Aflac is also well-positioned to readily adopt cloud services. By standardizing on virtual platforms, workloads can seamlessly be migrated to leverage the capabilities of a hybrid cloud model. This capability eliminates infrastructure restrictions from influencing the decision and allows those decisions to be based on value, risk and appropriateness of design. Key efforts such as the development and introduction of Aflac’s new containerized micro services architecture and strategic efforts to deliver tomorrow’s systems of engagement benefit directly from the virtualized environments.

Continual evolution of the insurer’s infrastructure also influences the company’s social responsibilities, as well as controlling the impact on the bottom line. Aflac strives to maintain the status of a green company, and virtualization has provided an overall power reduction of 10 percent and a data center floor-space reduction of 30 percent. Moreover, even with an average year-over-year server growth of 10 percent, virtualization, combined with converged infrastructure, is allowing for a continued reduction of power, cooling and floor-space needs.
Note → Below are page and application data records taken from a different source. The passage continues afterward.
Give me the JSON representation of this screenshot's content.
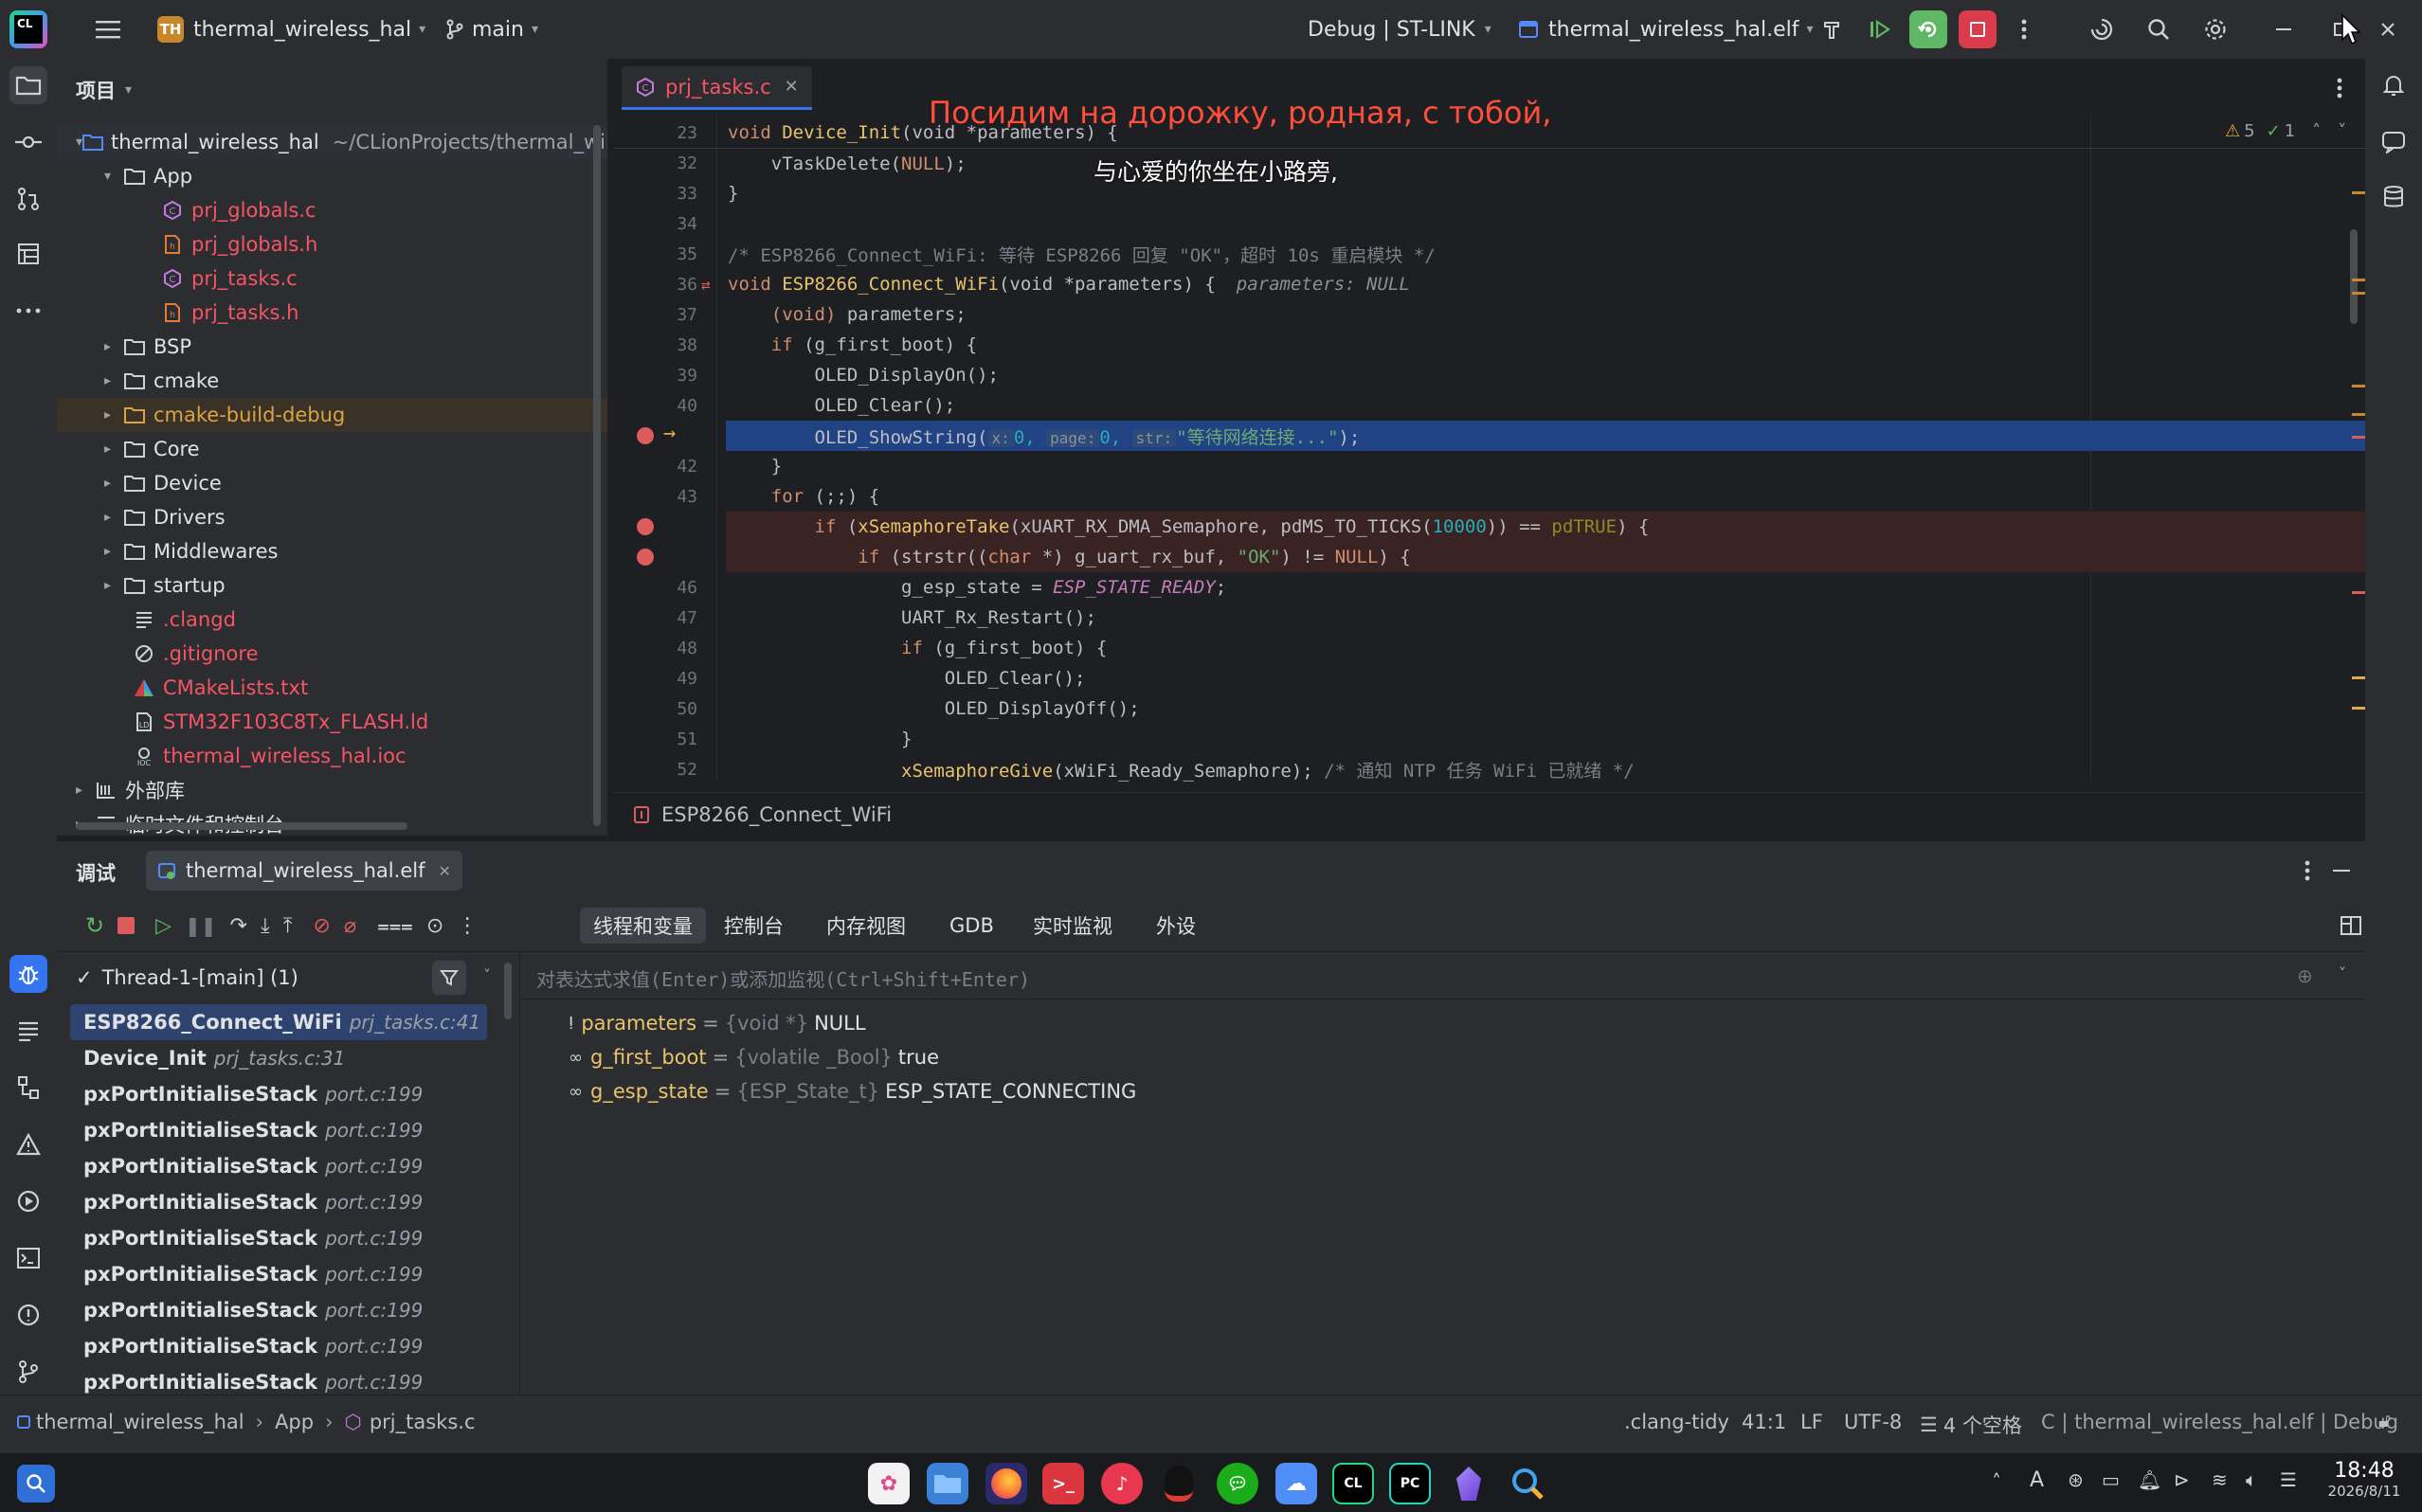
{
  "titlebar": {
    "project_badge": "TH",
    "project_name": "thermal_wireless_hal",
    "branch": "main",
    "run_config": "Debug | ST-LINK",
    "target": "thermal_wireless_hal.elf"
  },
  "project_panel": {
    "title": "项目",
    "root_name": "thermal_wireless_hal",
    "root_path": "~/CLionProjects/thermal_wire",
    "items": [
      {
        "label": "App",
        "type": "folder"
      },
      {
        "label": "prj_globals.c",
        "type": "c-file"
      },
      {
        "label": "prj_globals.h",
        "type": "h-file"
      },
      {
        "label": "prj_tasks.c",
        "type": "c-file"
      },
      {
        "label": "prj_tasks.h",
        "type": "h-file"
      },
      {
        "label": "BSP",
        "type": "folder"
      },
      {
        "label": "cmake",
        "type": "folder"
      },
      {
        "label": "cmake-build-debug",
        "type": "folder"
      },
      {
        "label": "Core",
        "type": "folder"
      },
      {
        "label": "Device",
        "type": "folder"
      },
      {
        "label": "Drivers",
        "type": "folder"
      },
      {
        "label": "Middlewares",
        "type": "folder"
      },
      {
        "label": "startup",
        "type": "folder"
      },
      {
        "label": ".clangd",
        "type": "file"
      },
      {
        "label": ".gitignore",
        "type": "file"
      },
      {
        "label": "CMakeLists.txt",
        "type": "file"
      },
      {
        "label": "STM32F103C8Tx_FLASH.ld",
        "type": "file"
      },
      {
        "label": "thermal_wireless_hal.ioc",
        "type": "file"
      },
      {
        "label": "外部库",
        "type": "lib"
      },
      {
        "label": "临时文件和控制台",
        "type": "scratch"
      }
    ]
  },
  "editor": {
    "tab_label": "prj_tasks.c",
    "warnings": "5",
    "checks": "1",
    "breadcrumb_fn": "ESP8266_Connect_WiFi",
    "overlay_lyric_1": "Посидим на дорожку, родная, с тобой,",
    "overlay_lyric_2": "与心爱的你坐在小路旁,",
    "line_numbers": [
      "23",
      "32",
      "33",
      "34",
      "35",
      "36",
      "37",
      "38",
      "39",
      "40",
      "",
      "42",
      "43",
      "",
      "",
      "46",
      "47",
      "48",
      "49",
      "50",
      "51",
      "52"
    ],
    "lines": {
      "l23a": "void ",
      "l23b": "Device_Init",
      "l23c": "(void *parameters) {",
      "l32a": "    vTaskDelete(",
      "l32b": "NULL",
      "l32c": ");",
      "l33": "}",
      "l35": "/* ESP8266_Connect_WiFi: 等待 ESP8266 回复 \"OK\"，超时 10s 重启模块 */",
      "l36a": "void ",
      "l36b": "ESP8266_Connect_WiFi",
      "l36c": "(void *parameters) {",
      "l36hint": "parameters: NULL",
      "l37a": "    (void) ",
      "l37b": "parameters;",
      "l38a": "    if ",
      "l38b": "(g_first_boot) {",
      "l39": "        OLED_DisplayOn();",
      "l40": "        OLED_Clear();",
      "l41a": "        OLED_ShowString(",
      "l41x": "x:",
      "l41xv": "0,",
      "l41p": "page:",
      "l41pv": "0,",
      "l41s": "str:",
      "l41sv": "\"等待网络连接...\"",
      "l41e": ");",
      "l42": "    }",
      "l43a": "    for ",
      "l43b": "(;;) {",
      "l44a": "        if ",
      "l44b": "(",
      "l44c": "xSemaphoreTake",
      "l44d": "(xUART_RX_DMA_Semaphore, pdMS_TO_TICKS(",
      "l44e": "10000",
      "l44f": ")) == ",
      "l44g": "pdTRUE",
      "l44h": ") {",
      "l45a": "            if ",
      "l45b": "(strstr((",
      "l45c": "char ",
      "l45d": "*) g_uart_rx_buf, ",
      "l45e": "\"OK\"",
      "l45f": ") != ",
      "l45g": "NULL",
      "l45h": ") {",
      "l46a": "                g_esp_state = ",
      "l46b": "ESP_STATE_READY",
      "l46c": ";",
      "l47": "                UART_Rx_Restart();",
      "l48a": "                if ",
      "l48b": "(g_first_boot) {",
      "l49": "                    OLED_Clear();",
      "l50": "                    OLED_DisplayOff();",
      "l51": "                }",
      "l52a": "                ",
      "l52b": "xSemaphoreGive",
      "l52c": "(xWiFi_Ready_Semaphore); ",
      "l52d": "/* 通知 NTP 任务 WiFi 已就绪 */"
    }
  },
  "debug": {
    "title": "调试",
    "session_tab": "thermal_wireless_hal.elf",
    "tabs": [
      "线程和变量",
      "控制台",
      "内存视图",
      "GDB",
      "实时监视",
      "外设"
    ],
    "thread": "Thread-1-[main] (1)",
    "eval_placeholder": "对表达式求值(Enter)或添加监视(Ctrl+Shift+Enter)",
    "frames": [
      {
        "fn": "ESP8266_Connect_WiFi",
        "loc": "prj_tasks.c:41"
      },
      {
        "fn": "Device_Init",
        "loc": "prj_tasks.c:31"
      },
      {
        "fn": "pxPortInitialiseStack",
        "loc": "port.c:199"
      },
      {
        "fn": "pxPortInitialiseStack",
        "loc": "port.c:199"
      },
      {
        "fn": "pxPortInitialiseStack",
        "loc": "port.c:199"
      },
      {
        "fn": "pxPortInitialiseStack",
        "loc": "port.c:199"
      },
      {
        "fn": "pxPortInitialiseStack",
        "loc": "port.c:199"
      },
      {
        "fn": "pxPortInitialiseStack",
        "loc": "port.c:199"
      },
      {
        "fn": "pxPortInitialiseStack",
        "loc": "port.c:199"
      },
      {
        "fn": "pxPortInitialiseStack",
        "loc": "port.c:199"
      },
      {
        "fn": "pxPortInitialiseStack",
        "loc": "port.c:199"
      }
    ],
    "variables": [
      {
        "name": "parameters",
        "type": "{void *}",
        "value": "NULL"
      },
      {
        "name": "g_first_boot",
        "type": "{volatile _Bool}",
        "value": "true"
      },
      {
        "name": "g_esp_state",
        "type": "{ESP_State_t}",
        "value": "ESP_STATE_CONNECTING"
      }
    ]
  },
  "statusbar": {
    "crumb_project": "thermal_wireless_hal",
    "crumb_folder": "App",
    "crumb_file": "prj_tasks.c",
    "clang_tidy": ".clang-tidy",
    "position": "41:1",
    "line_sep": "LF",
    "encoding": "UTF-8",
    "indent": "4 个空格",
    "context": "C | thermal_wireless_hal.elf | Debug"
  },
  "taskbar": {
    "time": "18:48",
    "date": "2026/8/11"
  },
  "colors": {
    "accent": "#3574f0",
    "selection": "#214283",
    "breakpoint_line": "#3a2323",
    "overlay_text": "#ff4e3c"
  }
}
Impact of Infrastructure Development:

Infrastructure development can be easily viewed as an overhead expense– cost of doing business that should be minimized as much as possible. However, businesses should adopt prudent risk management practices that foster continual innovation of the systems and technology comprising its infrastructure. As a result, it can turn this perceived overhead expense into a value-added investment. At Aflac, we continue to invest in our infrastructure to control costs, enable the business, and support innovation and change.

New Editions

New Editions

Featured Vendors

Leaders Speak

William Miller, SVP & CIO, Broadcom, Inc.

Confluence of Trends is Changing the Landscape of Industry

By William Miller, SVP & CIO, Broadcom, Inc.

Dr. Cheryl Flink, Chief Strategy Officer, Market Force

Boosting Store- Level Performance through Big Data

By Dr. Cheryl Flink, Chief Strategy Officer, Market Force

Paul Kent, VP-Big Data, SAS

Using Hadoop as an Analytics Catalyst

By Paul Kent, VP-Big Data, SAS

Mark Lilien, SVP & CIO, Things Remembered

18 Tips for Retailers Negotiating Software Contracts

By Mark Lilien, SVP & CIO, Things Remembered

Matt Wolken, VP & GM, Information Management Products, Dell Software

Building an Ethical Big Data Practice

By Matt Wolken, VP & GM, Information Management Products, Dell Software